▸ **Your goal**
In the records below, find each line holding the word "content" and copy it.

▸ **Data supplied**
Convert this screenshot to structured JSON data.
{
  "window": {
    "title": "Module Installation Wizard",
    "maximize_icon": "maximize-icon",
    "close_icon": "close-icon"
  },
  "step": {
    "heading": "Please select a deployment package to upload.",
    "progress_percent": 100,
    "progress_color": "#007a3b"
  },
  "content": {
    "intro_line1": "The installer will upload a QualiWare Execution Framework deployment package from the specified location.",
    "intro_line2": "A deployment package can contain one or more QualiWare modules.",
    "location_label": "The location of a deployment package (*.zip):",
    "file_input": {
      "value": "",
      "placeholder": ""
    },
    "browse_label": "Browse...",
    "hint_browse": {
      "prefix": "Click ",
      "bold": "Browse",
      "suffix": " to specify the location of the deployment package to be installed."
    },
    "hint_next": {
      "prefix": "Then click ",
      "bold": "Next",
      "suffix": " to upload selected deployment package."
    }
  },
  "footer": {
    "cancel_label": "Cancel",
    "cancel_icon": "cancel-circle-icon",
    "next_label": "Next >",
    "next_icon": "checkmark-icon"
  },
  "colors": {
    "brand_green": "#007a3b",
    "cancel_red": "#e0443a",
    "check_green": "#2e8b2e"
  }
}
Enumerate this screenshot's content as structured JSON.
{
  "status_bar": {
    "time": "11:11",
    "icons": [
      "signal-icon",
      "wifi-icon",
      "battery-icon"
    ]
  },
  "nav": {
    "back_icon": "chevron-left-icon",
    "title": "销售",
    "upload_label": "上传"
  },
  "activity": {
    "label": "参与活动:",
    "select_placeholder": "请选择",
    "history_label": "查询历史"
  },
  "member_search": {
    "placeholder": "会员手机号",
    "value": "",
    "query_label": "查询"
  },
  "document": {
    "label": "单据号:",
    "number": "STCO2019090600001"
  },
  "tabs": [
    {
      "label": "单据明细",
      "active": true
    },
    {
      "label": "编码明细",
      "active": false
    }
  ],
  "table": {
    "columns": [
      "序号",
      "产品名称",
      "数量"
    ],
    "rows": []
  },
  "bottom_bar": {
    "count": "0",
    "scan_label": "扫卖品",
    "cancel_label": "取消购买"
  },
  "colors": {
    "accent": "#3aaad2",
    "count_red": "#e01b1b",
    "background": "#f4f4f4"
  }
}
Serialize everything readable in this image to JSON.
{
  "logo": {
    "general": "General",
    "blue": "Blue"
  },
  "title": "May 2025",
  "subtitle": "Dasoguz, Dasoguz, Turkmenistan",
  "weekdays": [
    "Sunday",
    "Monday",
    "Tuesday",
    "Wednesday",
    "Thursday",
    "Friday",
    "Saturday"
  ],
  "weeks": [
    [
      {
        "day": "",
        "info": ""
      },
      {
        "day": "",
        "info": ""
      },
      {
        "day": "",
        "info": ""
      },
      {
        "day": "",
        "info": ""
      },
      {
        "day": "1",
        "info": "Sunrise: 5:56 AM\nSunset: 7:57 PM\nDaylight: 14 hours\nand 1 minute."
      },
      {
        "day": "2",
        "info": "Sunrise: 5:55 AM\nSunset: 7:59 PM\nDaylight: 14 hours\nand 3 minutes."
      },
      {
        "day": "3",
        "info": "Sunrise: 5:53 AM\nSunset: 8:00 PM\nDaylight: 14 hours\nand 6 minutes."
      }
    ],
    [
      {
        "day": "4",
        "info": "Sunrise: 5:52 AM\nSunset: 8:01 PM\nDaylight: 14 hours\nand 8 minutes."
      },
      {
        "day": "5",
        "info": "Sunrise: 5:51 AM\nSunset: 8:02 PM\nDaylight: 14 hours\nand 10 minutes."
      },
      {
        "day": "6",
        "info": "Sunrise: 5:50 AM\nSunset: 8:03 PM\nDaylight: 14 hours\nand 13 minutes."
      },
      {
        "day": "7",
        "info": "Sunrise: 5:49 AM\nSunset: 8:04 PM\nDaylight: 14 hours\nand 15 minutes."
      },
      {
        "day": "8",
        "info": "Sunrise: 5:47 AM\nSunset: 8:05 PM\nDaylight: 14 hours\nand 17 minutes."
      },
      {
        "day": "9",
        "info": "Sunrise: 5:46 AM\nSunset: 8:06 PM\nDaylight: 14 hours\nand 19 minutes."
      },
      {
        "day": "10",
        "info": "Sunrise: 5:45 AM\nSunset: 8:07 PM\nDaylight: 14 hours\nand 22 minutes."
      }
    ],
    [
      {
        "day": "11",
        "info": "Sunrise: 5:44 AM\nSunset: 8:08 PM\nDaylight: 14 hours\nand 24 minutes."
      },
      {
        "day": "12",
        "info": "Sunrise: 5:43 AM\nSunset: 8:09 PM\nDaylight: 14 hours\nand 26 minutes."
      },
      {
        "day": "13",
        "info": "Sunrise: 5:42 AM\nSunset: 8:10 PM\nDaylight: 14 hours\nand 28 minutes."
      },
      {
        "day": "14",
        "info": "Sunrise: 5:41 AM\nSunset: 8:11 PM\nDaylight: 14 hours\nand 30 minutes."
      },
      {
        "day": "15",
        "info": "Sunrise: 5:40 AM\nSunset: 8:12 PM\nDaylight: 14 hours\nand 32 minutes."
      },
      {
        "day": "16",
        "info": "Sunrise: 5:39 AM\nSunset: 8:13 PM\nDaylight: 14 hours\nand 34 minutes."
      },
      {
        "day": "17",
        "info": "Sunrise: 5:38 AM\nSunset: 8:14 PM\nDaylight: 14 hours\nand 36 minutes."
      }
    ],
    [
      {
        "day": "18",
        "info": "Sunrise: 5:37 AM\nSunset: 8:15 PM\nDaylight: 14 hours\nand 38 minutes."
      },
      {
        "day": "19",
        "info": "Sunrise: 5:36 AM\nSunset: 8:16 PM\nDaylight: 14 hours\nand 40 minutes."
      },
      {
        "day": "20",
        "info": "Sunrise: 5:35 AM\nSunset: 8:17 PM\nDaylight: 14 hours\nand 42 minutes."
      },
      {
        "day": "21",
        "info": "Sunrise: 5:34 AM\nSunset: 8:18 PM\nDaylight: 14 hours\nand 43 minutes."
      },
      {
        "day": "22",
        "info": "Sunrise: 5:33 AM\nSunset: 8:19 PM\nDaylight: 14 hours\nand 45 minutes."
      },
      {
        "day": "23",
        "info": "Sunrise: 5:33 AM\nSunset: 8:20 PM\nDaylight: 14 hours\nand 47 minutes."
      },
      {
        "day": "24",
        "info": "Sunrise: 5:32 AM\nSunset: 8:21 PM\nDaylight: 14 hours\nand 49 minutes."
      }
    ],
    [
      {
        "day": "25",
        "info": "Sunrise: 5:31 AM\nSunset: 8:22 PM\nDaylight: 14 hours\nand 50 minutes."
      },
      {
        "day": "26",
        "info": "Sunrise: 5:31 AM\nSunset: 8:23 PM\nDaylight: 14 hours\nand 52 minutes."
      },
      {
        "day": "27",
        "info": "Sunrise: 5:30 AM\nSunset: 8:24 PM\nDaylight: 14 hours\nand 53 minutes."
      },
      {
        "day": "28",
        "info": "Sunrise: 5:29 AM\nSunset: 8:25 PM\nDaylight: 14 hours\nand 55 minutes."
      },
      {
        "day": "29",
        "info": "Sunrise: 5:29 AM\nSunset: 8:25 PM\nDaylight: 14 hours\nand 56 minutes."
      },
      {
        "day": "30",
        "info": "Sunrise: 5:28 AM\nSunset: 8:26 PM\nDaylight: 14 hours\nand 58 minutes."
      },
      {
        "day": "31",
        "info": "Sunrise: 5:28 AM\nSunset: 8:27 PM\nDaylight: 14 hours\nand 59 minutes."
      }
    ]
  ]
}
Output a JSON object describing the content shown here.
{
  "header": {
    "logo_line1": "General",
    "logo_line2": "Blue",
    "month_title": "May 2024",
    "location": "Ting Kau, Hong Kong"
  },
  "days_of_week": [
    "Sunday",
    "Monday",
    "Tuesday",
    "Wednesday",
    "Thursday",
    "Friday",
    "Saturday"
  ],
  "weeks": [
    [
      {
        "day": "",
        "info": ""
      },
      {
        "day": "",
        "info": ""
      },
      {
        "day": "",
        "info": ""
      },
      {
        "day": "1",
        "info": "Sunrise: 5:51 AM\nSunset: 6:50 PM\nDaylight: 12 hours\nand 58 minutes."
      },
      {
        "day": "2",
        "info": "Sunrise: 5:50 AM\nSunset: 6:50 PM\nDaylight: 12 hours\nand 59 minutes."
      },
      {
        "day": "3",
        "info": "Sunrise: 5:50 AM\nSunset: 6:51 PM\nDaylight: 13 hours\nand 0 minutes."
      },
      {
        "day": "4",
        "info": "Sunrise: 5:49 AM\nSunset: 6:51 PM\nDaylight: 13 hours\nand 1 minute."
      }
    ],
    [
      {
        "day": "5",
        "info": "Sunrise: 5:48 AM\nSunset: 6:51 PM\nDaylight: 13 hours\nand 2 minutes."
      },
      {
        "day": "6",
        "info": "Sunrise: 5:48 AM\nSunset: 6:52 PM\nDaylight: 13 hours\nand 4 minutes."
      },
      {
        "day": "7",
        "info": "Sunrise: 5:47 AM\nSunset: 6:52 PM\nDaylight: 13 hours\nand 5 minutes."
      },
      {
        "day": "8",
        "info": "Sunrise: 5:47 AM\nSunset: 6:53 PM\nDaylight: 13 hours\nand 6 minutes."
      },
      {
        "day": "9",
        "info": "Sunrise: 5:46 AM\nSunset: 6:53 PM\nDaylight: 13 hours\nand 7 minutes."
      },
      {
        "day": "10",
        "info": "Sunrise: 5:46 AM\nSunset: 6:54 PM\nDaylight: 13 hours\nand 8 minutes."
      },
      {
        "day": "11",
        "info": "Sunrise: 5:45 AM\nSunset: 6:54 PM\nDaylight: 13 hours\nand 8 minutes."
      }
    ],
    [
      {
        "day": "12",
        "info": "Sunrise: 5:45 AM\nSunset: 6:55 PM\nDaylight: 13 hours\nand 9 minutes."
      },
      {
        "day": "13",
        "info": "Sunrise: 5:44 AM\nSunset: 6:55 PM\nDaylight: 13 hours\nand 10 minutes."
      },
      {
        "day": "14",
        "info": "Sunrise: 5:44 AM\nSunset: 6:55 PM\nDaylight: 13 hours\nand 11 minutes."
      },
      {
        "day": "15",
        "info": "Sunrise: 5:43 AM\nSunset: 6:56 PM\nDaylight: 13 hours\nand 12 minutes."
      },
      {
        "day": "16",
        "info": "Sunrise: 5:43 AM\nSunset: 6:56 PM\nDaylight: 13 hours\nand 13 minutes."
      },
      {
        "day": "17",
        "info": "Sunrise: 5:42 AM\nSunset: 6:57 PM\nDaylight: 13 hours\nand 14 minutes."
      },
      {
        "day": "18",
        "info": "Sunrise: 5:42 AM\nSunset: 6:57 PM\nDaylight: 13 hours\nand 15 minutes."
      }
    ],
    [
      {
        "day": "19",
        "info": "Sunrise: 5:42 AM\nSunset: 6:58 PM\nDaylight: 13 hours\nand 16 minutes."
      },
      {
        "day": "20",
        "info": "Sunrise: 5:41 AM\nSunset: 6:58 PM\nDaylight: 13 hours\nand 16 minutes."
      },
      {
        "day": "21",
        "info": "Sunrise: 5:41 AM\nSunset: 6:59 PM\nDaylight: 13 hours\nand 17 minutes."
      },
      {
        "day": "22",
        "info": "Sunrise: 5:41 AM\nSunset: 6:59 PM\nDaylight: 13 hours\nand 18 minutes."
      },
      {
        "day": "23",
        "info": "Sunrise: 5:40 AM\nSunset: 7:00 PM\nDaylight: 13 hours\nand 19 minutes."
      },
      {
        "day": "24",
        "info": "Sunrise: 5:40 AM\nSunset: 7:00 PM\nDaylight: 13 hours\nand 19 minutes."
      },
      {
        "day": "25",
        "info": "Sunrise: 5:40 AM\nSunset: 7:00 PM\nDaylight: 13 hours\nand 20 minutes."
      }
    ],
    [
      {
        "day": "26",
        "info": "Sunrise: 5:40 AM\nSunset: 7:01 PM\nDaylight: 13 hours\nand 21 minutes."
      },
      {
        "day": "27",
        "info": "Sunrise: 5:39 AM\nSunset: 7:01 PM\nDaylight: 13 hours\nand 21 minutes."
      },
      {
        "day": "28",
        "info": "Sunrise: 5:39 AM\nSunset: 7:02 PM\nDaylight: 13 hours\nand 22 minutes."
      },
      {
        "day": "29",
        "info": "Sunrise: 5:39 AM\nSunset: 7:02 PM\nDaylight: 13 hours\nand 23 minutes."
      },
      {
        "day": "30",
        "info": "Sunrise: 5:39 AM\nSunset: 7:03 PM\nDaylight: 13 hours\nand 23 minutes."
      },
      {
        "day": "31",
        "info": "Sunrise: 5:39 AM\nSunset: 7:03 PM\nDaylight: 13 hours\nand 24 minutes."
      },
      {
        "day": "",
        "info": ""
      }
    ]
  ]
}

▸ **Response to this exercise**
  "content": {
Enumerate this screenshot's content as structured JSON.
Output a JSON object describing the content shown here.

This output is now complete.